### Instructions for the task
Among the entries below, how many lines contain "Centre"? Answer with the number only.

────────────────────────────────────────

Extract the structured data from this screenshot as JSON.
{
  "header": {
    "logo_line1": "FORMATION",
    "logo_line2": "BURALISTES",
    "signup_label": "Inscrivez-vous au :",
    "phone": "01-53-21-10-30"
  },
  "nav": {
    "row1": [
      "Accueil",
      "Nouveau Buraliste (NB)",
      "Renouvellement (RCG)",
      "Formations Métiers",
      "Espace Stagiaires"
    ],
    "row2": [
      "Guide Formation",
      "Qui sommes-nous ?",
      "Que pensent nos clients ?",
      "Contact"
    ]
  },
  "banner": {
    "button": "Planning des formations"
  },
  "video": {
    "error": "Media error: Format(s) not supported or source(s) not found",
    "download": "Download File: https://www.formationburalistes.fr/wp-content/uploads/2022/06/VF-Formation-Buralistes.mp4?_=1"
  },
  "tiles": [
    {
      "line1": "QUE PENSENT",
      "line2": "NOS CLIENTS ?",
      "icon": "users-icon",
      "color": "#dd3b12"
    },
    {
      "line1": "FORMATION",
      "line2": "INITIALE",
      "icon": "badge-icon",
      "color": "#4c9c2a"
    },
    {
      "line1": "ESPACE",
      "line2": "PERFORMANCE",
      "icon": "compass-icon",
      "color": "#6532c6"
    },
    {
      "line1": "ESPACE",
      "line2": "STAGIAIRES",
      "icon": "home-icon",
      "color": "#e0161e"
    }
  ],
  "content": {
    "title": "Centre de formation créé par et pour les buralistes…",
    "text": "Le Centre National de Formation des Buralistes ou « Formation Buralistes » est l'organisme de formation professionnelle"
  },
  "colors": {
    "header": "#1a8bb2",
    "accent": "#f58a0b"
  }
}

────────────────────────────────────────

### Solution to the problem
2